Students have the flexibility to tailor their learning to their unique interests by double majoring in cybersecurity, information technology or criminal justice.
Students complete for-credit internships and gain real world experience.
This course tackles two major cyber law subjects. The first part of the course examines various U.S. laws and legal considerations that impact the digital and cyberspace worlds from traditional civil, and to a lesser extent, traditional criminal perspectives. The second part will familiarize cyber operations professionals about the extent of and limitations on their authorities to ensure operations in cyberspace are in compliance with U.S. law, regulations, directives and policies. The course will also introduce students to miscellaneous cybersecurity topics such as the Federal Acquisition Requirements. Cross-listed with CYSE 406 and CPS 406. Prerequisite: CRJS 262 or junior standing.
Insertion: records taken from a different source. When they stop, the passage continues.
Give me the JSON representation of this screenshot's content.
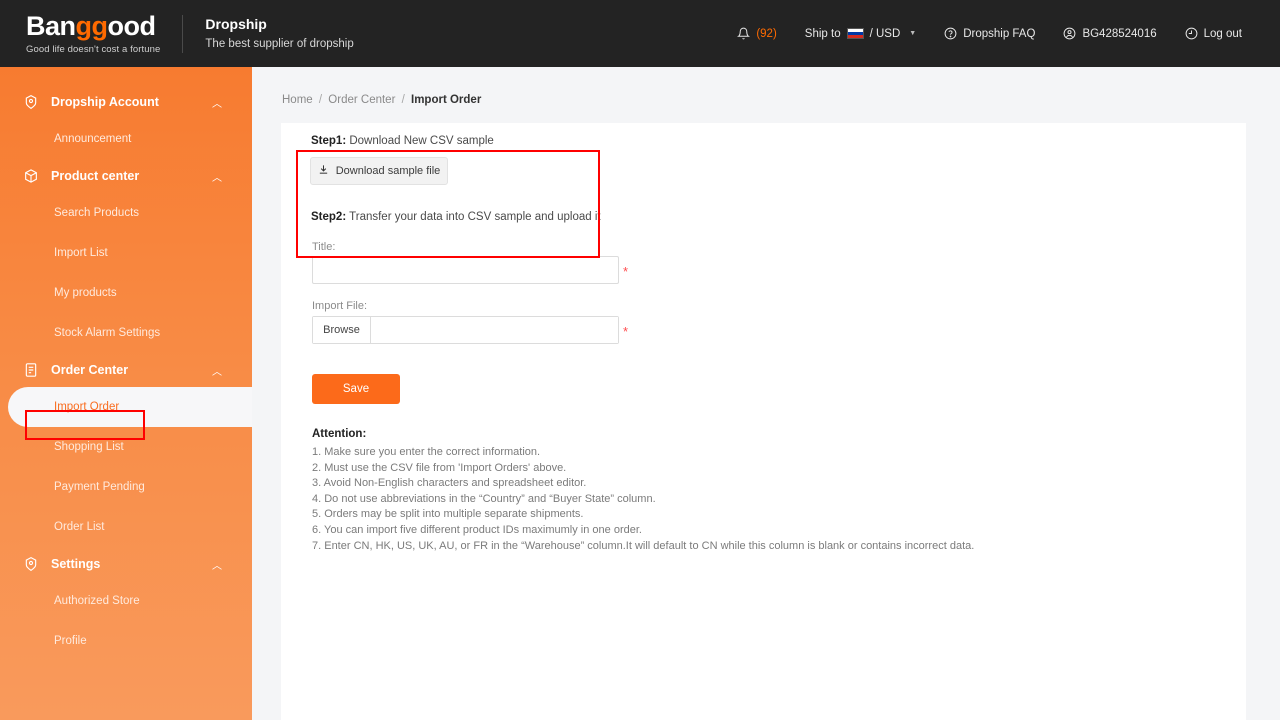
{
  "header": {
    "logo_text": "Banggood",
    "logo_highlight": "gg",
    "logo_tagline": "Good life doesn't cost a fortune",
    "dropship_title": "Dropship",
    "dropship_subtitle": "The best supplier of dropship",
    "notifications_count": "(92)",
    "ship_to_label": "Ship to",
    "currency": "/ USD",
    "faq_label": "Dropship FAQ",
    "account_id": "BG428524016",
    "logout_label": "Log out",
    "accent_color": "#ff6a00",
    "background_color": "#232323"
  },
  "sidebar": {
    "accent_color": "#f77b30",
    "groups": [
      {
        "label": "Dropship Account",
        "icon": "account-badge-icon",
        "items": [
          {
            "label": "Announcement",
            "active": false
          }
        ]
      },
      {
        "label": "Product center",
        "icon": "box-icon",
        "items": [
          {
            "label": "Search Products",
            "active": false
          },
          {
            "label": "Import List",
            "active": false
          },
          {
            "label": "My products",
            "active": false
          },
          {
            "label": "Stock Alarm Settings",
            "active": false
          }
        ]
      },
      {
        "label": "Order Center",
        "icon": "document-list-icon",
        "items": [
          {
            "label": "Import Order",
            "active": true
          },
          {
            "label": "Shopping List",
            "active": false
          },
          {
            "label": "Payment Pending",
            "active": false
          },
          {
            "label": "Order List",
            "active": false
          }
        ]
      },
      {
        "label": "Settings",
        "icon": "gear-target-icon",
        "items": [
          {
            "label": "Authorized Store",
            "active": false
          },
          {
            "label": "Profile",
            "active": false
          }
        ]
      }
    ]
  },
  "breadcrumb": {
    "home": "Home",
    "section": "Order Center",
    "current": "Import Order",
    "separator": "/"
  },
  "main": {
    "step1_prefix": "Step1:",
    "step1_text": " Download New CSV sample",
    "download_button": "Download sample file",
    "step2_prefix": "Step2:",
    "step2_text": " Transfer your data into CSV sample and upload it",
    "title_label": "Title:",
    "title_value": "",
    "title_required": "*",
    "import_file_label": "Import File:",
    "browse_label": "Browse",
    "import_file_value": "",
    "import_file_required": "*",
    "save_label": "Save",
    "attention_title": "Attention:",
    "attention_items": [
      "1. Make sure you enter the correct information.",
      "2. Must use the CSV file from 'Import Orders' above.",
      "3. Avoid Non-English characters and spreadsheet editor.",
      "4. Do not use abbreviations in the “Country” and “Buyer State” column.",
      "5. Orders may be split into multiple separate shipments.",
      "6. You can import five different product IDs maximumly in one order.",
      "7. Enter CN, HK, US, UK, AU, or FR in the “Warehouse” column.It will default to CN while this column is blank or contains incorrect data."
    ]
  },
  "annotations": {
    "highlight_color": "#ff0000"
  }
}
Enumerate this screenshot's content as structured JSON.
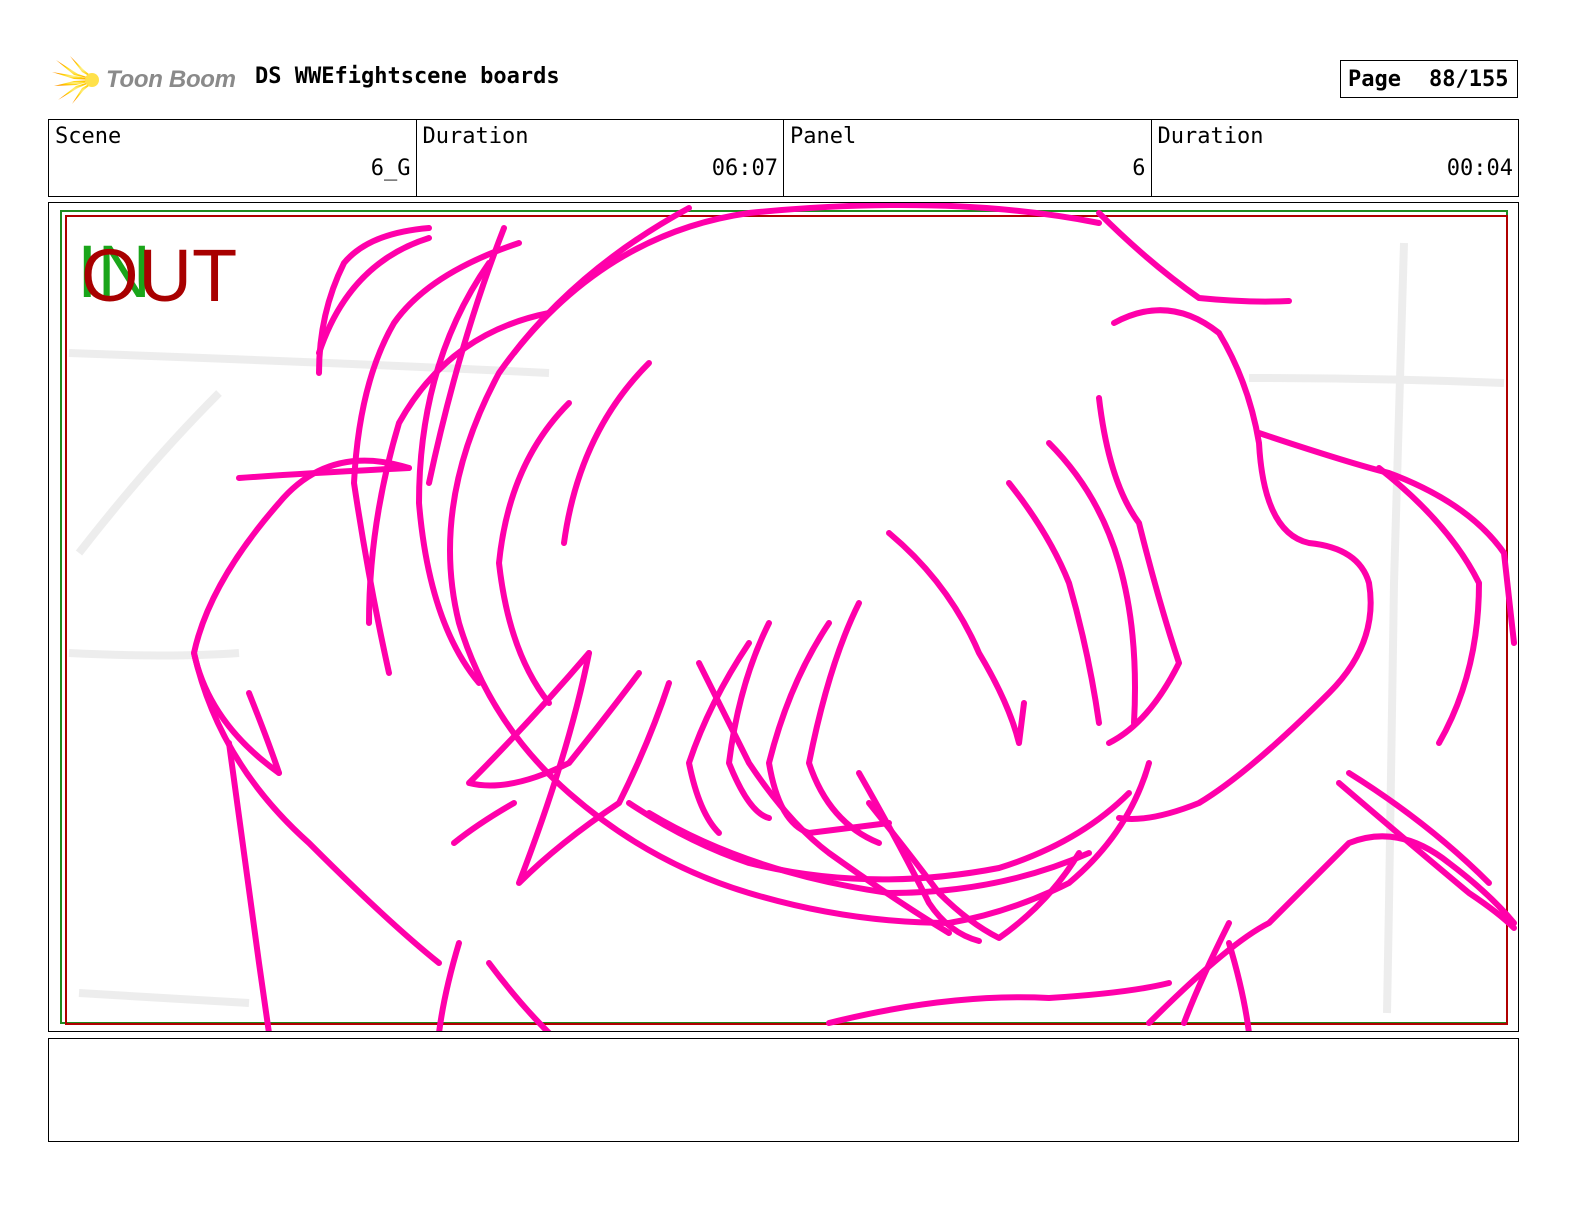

This course introduces the basic concepts and technologies of digital forensics. Students will learn the fundamental techniques and tools utilized for collecting, processing, and preserving digital evidence on computers, mobile devices, networks, and cloud computing environments. Students will also engage in oral and written communication to report digital forensic findings and prepare court presentation materials. Prerequisites: declared major and junior standing.
Students entering the Bachelor of Science program in Cybercrime should meet the minimum university admission requirements (Undergraduate Admission)
Students must develop strong math skills. Most classes in the technology portion of the major require Math 102M (College Algebra) and many require MATH 162M (Precalculus I).
Estimated rates for the 2021-22 academic year. Rates are subject to change. Anyone that is not a current Virginia resident will be charged non-resident rates. That includes international students.
Our enrollment coordinators are ready to help you through the admissions process.
Professor Phil Mann
6025 BATTEN ARTS & LETTERS, NORFOLK, VA, 23529
1004 Rollins Hall, Norfolk, VA 23529
2101 Dragas Hall, Norfolk, VA 23529
At ODU, we understand that as a transfer student you have unique needs that require a wide array of campus resources. The Center for Advising Administration and Academic Partnerships aims to create a transfer inclusive culture that supports the successful transition, engagement, and academic achievement of transfer students. The services and programs offered to you as a Monarch are endless so take advantage of every opportunity. Even before you set foot on campus, we encourage you to Explore, Experience, and Engage! Visit our Transfer Students page for more information.